◆ Task prompt ◆
Among the entries, which lines carry the string "Rhein"? Copy each of them.

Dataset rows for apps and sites
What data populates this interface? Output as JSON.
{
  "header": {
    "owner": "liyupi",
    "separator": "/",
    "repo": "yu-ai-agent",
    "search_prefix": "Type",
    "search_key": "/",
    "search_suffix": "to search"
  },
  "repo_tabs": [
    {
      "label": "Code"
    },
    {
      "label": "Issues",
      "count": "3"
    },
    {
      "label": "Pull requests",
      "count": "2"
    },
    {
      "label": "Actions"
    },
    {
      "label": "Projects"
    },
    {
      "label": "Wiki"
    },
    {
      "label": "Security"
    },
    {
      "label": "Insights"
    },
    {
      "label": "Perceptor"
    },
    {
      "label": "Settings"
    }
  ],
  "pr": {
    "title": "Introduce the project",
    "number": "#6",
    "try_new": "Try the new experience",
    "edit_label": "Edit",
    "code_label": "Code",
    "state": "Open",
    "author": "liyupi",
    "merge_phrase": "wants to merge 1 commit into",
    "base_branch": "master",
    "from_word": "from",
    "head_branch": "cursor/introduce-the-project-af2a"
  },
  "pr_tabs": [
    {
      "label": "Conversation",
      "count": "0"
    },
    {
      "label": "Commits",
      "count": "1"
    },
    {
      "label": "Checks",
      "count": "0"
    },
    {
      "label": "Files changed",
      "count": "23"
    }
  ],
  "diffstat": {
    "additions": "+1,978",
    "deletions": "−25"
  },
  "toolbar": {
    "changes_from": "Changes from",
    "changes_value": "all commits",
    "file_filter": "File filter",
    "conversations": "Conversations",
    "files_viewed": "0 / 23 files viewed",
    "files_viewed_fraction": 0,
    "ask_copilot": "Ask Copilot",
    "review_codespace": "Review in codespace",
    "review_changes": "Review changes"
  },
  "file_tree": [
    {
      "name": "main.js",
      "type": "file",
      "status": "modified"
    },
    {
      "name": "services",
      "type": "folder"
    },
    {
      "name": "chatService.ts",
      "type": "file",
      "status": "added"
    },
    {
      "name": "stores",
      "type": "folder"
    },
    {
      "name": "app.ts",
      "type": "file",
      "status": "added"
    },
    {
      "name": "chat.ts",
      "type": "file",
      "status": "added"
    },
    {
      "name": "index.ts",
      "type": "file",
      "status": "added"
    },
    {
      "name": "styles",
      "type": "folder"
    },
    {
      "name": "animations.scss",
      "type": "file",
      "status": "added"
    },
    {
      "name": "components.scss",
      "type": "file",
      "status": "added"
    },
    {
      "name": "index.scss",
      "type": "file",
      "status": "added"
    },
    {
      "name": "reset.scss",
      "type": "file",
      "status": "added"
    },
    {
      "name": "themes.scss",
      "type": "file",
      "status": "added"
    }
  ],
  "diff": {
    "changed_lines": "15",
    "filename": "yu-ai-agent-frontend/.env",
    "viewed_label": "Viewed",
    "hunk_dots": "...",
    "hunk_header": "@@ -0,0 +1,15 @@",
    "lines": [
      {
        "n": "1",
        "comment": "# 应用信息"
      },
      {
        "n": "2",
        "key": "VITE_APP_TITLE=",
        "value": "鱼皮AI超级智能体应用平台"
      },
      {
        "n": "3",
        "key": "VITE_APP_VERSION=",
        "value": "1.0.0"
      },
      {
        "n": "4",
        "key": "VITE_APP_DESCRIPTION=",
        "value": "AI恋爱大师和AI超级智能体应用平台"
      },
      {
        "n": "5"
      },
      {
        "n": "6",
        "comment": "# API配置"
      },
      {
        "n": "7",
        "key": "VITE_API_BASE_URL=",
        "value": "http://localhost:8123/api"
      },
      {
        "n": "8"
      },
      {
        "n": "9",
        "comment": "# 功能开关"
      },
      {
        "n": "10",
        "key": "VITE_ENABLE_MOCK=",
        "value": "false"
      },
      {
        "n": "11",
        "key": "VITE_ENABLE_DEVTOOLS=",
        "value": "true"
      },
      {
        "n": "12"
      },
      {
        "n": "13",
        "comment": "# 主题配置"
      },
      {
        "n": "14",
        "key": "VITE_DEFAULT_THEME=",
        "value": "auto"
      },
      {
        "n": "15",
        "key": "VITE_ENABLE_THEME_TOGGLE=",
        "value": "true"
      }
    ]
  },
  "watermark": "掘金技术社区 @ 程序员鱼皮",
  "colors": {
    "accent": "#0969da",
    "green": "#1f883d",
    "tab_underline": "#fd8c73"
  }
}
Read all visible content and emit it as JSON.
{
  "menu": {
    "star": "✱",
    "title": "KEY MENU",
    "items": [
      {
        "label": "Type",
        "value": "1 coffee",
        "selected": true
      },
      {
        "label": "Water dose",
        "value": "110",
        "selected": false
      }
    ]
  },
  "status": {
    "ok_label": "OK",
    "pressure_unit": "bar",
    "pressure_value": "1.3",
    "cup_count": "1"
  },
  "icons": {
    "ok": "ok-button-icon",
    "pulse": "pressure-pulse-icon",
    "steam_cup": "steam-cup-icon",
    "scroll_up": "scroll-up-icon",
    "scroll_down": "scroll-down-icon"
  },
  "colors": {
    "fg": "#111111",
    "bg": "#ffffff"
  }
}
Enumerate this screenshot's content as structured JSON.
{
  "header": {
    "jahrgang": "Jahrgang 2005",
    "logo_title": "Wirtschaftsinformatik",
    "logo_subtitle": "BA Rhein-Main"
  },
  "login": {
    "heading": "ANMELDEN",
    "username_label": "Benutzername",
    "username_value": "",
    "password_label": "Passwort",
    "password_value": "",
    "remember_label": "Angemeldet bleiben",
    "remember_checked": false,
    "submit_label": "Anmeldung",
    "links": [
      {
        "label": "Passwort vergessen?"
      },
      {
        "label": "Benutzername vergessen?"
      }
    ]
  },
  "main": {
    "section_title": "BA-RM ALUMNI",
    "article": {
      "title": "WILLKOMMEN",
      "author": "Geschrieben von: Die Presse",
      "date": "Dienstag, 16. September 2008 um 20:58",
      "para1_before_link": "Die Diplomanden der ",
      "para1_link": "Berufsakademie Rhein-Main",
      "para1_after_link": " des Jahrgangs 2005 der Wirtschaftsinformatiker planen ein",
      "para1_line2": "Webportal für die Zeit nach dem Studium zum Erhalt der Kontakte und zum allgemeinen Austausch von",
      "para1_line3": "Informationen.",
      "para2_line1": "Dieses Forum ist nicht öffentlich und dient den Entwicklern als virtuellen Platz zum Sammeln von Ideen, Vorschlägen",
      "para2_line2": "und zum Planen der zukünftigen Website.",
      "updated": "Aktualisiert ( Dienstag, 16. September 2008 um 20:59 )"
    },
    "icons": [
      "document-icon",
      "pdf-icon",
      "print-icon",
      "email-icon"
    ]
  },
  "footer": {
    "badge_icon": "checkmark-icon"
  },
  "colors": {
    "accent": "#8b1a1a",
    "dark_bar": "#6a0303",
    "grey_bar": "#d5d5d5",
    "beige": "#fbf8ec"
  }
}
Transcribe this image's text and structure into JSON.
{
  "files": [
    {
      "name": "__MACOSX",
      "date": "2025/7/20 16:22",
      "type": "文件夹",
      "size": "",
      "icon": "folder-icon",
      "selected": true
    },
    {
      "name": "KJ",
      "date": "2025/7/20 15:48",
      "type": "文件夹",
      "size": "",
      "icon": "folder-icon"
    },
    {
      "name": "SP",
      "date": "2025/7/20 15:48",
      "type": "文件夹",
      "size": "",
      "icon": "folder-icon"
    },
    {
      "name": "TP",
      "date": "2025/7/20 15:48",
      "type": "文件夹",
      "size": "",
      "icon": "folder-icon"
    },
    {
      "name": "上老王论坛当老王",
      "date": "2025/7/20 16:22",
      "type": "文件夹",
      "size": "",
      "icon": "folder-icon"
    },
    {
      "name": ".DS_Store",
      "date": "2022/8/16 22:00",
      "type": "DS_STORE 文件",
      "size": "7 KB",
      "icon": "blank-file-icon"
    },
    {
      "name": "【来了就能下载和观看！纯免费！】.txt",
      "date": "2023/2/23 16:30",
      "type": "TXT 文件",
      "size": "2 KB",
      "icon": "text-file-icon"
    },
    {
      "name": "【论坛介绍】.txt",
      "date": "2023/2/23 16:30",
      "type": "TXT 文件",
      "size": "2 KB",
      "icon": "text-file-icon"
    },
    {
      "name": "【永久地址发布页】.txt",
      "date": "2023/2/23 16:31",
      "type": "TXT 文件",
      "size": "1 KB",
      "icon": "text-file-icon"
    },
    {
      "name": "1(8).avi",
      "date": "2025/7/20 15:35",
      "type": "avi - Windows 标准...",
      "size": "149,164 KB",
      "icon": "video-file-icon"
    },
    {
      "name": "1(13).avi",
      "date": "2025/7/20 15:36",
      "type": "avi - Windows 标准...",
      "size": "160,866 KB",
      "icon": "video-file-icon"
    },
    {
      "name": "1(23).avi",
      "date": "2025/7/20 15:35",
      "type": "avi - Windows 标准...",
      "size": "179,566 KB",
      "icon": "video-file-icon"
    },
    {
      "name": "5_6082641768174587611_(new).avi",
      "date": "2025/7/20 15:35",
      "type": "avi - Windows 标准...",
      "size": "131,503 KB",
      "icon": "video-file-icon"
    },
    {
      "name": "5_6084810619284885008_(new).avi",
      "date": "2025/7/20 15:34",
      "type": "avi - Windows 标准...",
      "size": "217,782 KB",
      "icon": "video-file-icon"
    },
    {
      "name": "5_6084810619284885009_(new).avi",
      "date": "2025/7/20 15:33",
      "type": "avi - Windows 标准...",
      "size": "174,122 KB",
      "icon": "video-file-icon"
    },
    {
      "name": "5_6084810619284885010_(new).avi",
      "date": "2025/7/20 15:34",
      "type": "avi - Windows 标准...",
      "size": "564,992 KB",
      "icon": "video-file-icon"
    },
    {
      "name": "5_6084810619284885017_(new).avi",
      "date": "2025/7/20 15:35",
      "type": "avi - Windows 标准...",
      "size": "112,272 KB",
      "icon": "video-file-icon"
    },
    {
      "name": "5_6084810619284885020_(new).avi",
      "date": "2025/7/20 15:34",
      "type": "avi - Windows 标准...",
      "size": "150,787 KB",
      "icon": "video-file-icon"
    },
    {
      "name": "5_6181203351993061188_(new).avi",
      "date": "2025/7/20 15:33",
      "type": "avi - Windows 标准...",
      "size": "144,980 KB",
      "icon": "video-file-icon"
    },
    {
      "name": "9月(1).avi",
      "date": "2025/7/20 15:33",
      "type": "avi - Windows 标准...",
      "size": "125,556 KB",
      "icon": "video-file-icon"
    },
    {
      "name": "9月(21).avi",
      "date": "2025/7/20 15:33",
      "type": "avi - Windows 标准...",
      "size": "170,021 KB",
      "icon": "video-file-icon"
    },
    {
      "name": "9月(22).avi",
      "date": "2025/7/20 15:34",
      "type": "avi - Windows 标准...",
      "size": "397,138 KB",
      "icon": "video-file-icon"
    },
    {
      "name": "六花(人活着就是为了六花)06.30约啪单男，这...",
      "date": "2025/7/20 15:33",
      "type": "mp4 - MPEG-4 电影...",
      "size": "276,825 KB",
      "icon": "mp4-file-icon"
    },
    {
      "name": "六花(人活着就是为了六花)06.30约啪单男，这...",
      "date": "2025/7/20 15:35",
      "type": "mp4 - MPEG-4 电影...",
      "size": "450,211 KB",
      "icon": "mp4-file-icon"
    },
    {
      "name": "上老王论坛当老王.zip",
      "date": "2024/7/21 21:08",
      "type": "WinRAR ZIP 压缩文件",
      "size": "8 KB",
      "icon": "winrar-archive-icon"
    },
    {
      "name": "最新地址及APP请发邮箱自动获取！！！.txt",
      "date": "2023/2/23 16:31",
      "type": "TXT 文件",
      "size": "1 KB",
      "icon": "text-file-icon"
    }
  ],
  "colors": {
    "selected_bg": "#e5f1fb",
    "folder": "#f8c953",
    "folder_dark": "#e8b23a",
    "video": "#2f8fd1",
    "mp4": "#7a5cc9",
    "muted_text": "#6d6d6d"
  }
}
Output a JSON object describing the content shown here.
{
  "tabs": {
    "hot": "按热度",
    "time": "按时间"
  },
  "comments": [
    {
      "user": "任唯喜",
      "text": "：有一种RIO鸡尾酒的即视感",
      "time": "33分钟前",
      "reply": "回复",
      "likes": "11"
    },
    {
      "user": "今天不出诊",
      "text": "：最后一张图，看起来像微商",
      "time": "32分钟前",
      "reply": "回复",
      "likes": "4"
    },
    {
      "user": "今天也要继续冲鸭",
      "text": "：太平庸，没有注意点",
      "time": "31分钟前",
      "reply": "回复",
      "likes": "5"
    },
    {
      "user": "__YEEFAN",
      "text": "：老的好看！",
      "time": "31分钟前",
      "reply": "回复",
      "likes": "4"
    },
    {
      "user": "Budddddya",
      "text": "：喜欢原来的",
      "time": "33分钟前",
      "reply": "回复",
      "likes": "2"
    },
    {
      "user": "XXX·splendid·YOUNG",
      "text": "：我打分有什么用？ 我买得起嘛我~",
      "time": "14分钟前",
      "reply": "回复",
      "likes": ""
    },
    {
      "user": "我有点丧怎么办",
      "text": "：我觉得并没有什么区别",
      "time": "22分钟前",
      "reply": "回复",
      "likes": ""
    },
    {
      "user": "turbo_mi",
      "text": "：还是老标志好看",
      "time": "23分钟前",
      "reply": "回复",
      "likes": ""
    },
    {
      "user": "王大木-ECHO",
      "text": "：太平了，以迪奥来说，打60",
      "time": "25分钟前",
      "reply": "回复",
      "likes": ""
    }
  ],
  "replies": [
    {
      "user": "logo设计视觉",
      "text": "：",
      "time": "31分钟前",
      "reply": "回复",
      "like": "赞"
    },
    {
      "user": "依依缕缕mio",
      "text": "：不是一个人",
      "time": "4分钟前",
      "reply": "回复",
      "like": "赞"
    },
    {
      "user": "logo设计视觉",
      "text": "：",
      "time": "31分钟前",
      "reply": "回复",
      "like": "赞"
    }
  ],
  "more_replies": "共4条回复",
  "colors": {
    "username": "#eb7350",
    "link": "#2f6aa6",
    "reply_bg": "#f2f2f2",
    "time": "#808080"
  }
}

◆ Response below ◆
    "logo_subtitle": "BA Rhein-Main"
      "para1_link": "Berufsakademie Rhein-Main",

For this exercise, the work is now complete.